The task
What lines of the data include the string "JSON"? Copy them all.

Provided records
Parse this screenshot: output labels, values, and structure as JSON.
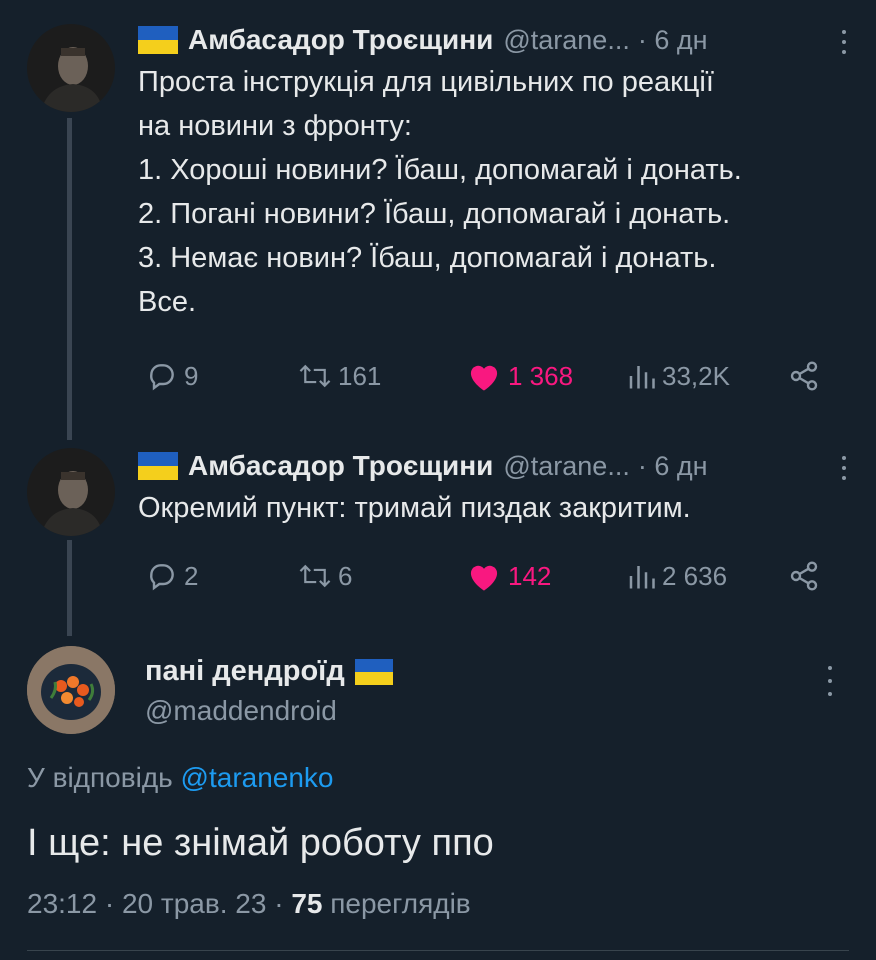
{
  "tweets": [
    {
      "name": "Амбасадор Троєщини",
      "handle": "@tarane...",
      "time": "· 6 дн",
      "text": "Проста інструкція для цивільних по реакції\nна новини з фронту:\n1. Хороші новини? Їбаш, допомагай і донать.\n2. Погані новини? Їбаш, допомагай і донать.\n3. Немає новин? Їбаш, допомагай і донать.\nВсе.",
      "replies": "9",
      "retweets": "161",
      "likes": "1 368",
      "views": "33,2K"
    },
    {
      "name": "Амбасадор Троєщини",
      "handle": "@tarane...",
      "time": "· 6 дн",
      "text": "Окремий пункт: тримай пиздак закритим.",
      "replies": "2",
      "retweets": "6",
      "likes": "142",
      "views": "2 636"
    }
  ],
  "reply": {
    "name": "пані дендроїд",
    "handle": "@maddendroid",
    "replying_prefix": "У відповідь",
    "replying_to": "@taranenko",
    "text": "І ще: не знімай роботу ппо",
    "timestamp": "23:12 · 20 трав. 23 · ",
    "views_count": "75",
    "views_label": " переглядів"
  },
  "colors": {
    "background": "#15202b",
    "text": "#e7e9ea",
    "muted": "#8b98a5",
    "like": "#f91880",
    "link": "#1d9bf0",
    "flag_blue": "#1f5fbf",
    "flag_yellow": "#f4cf1c"
  },
  "icons": [
    "reply-icon",
    "retweet-icon",
    "heart-icon",
    "views-icon",
    "share-icon",
    "more-icon",
    "ukraine-flag-icon"
  ]
}
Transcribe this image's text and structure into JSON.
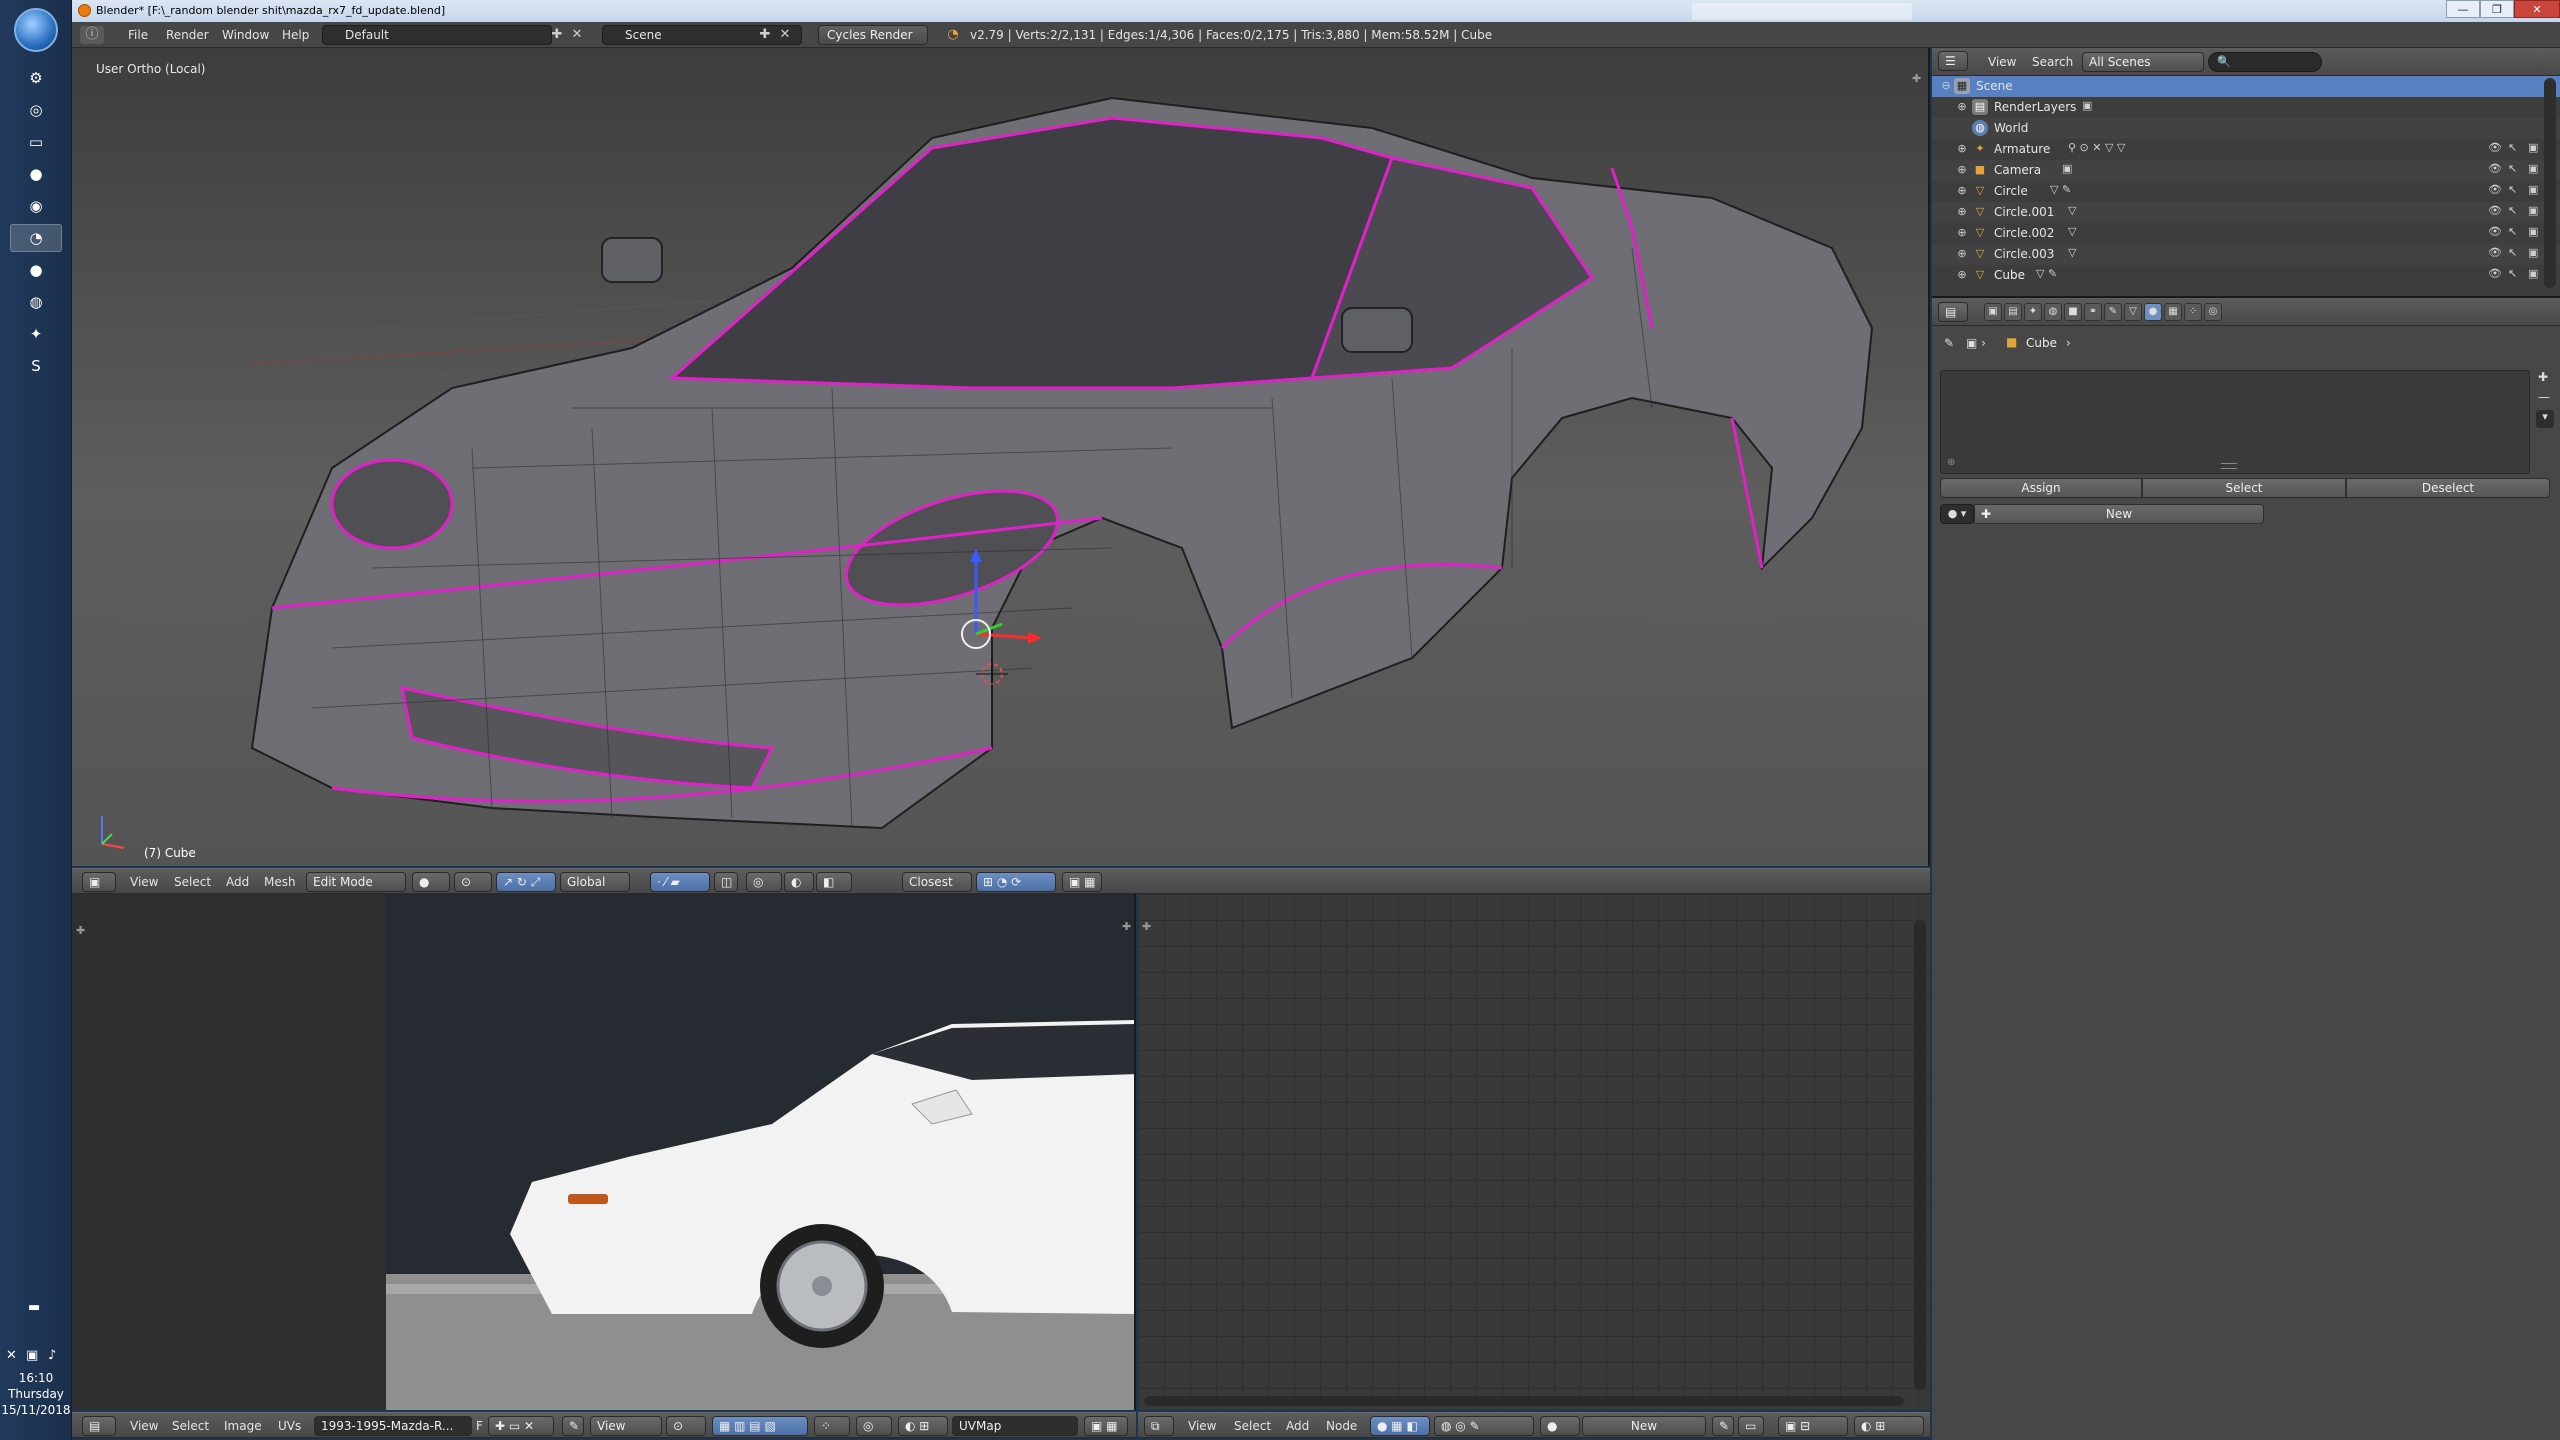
{
  "window": {
    "title": "Blender* [F:\\_random blender shit\\mazda_rx7_fd_update.blend]"
  },
  "taskbar": {
    "apps": [
      "steam-icon",
      "whatsapp-icon",
      "explorer-icon",
      "firefox-icon",
      "discord-icon",
      "blender-icon",
      "origin-icon",
      "uplay-icon",
      "gamepad-icon",
      "skype-icon"
    ],
    "clock": {
      "time": "16:10",
      "day": "Thursday",
      "date": "15/11/2018"
    }
  },
  "info_header": {
    "menus": [
      "File",
      "Render",
      "Window",
      "Help"
    ],
    "layout": "Default",
    "scene": "Scene",
    "engine": "Cycles Render",
    "stats": "v2.79 | Verts:2/2,131 | Edges:1/4,306 | Faces:0/2,175 | Tris:3,880 | Mem:58.52M | Cube"
  },
  "viewport": {
    "view_label": "User Ortho (Local)",
    "object_label": "(7) Cube",
    "header": {
      "menus": [
        "View",
        "Select",
        "Add",
        "Mesh"
      ],
      "mode": "Edit Mode",
      "orientation": "Global",
      "snap": "Closest"
    }
  },
  "image_editor": {
    "header": {
      "menus": [
        "View",
        "Select",
        "Image",
        "UVs"
      ],
      "image_name": "1993-1995-Mazda-R...",
      "image_flag": "F",
      "view_mode": "View",
      "uv_map": "UVMap"
    }
  },
  "node_editor": {
    "header": {
      "menus": [
        "View",
        "Select",
        "Add",
        "Node"
      ],
      "new_label": "New"
    }
  },
  "outliner": {
    "header": {
      "menus": [
        "View",
        "Search"
      ],
      "display": "All Scenes"
    },
    "rows": [
      {
        "label": "Scene",
        "icon": "scene-icon",
        "color": "#b0b0b0"
      },
      {
        "label": "RenderLayers",
        "icon": "renderlayers-icon",
        "color": "#9a9a9a"
      },
      {
        "label": "World",
        "icon": "world-icon",
        "color": "#8aa7d0"
      },
      {
        "label": "Armature",
        "icon": "armature-icon",
        "color": "#e3a43c"
      },
      {
        "label": "Camera",
        "icon": "camera-icon",
        "color": "#e3a43c"
      },
      {
        "label": "Circle",
        "icon": "mesh-icon",
        "color": "#e3a43c"
      },
      {
        "label": "Circle.001",
        "icon": "mesh-icon",
        "color": "#e3a43c"
      },
      {
        "label": "Circle.002",
        "icon": "mesh-icon",
        "color": "#e3a43c"
      },
      {
        "label": "Circle.003",
        "icon": "mesh-icon",
        "color": "#e3a43c"
      },
      {
        "label": "Cube",
        "icon": "mesh-icon",
        "color": "#e3a43c"
      }
    ]
  },
  "properties": {
    "breadcrumb_object": "Cube",
    "buttons": {
      "assign": "Assign",
      "select": "Select",
      "deselect": "Deselect",
      "new": "New"
    }
  },
  "colors": {
    "accent": "#5680c2",
    "edge_seam": "#e020c8",
    "viewport_bg": "#4a4a4a"
  }
}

Solution to this task
Parse this screenshot: output labels, values, and structure as JSON.
Transcribe this image's text and structure into JSON.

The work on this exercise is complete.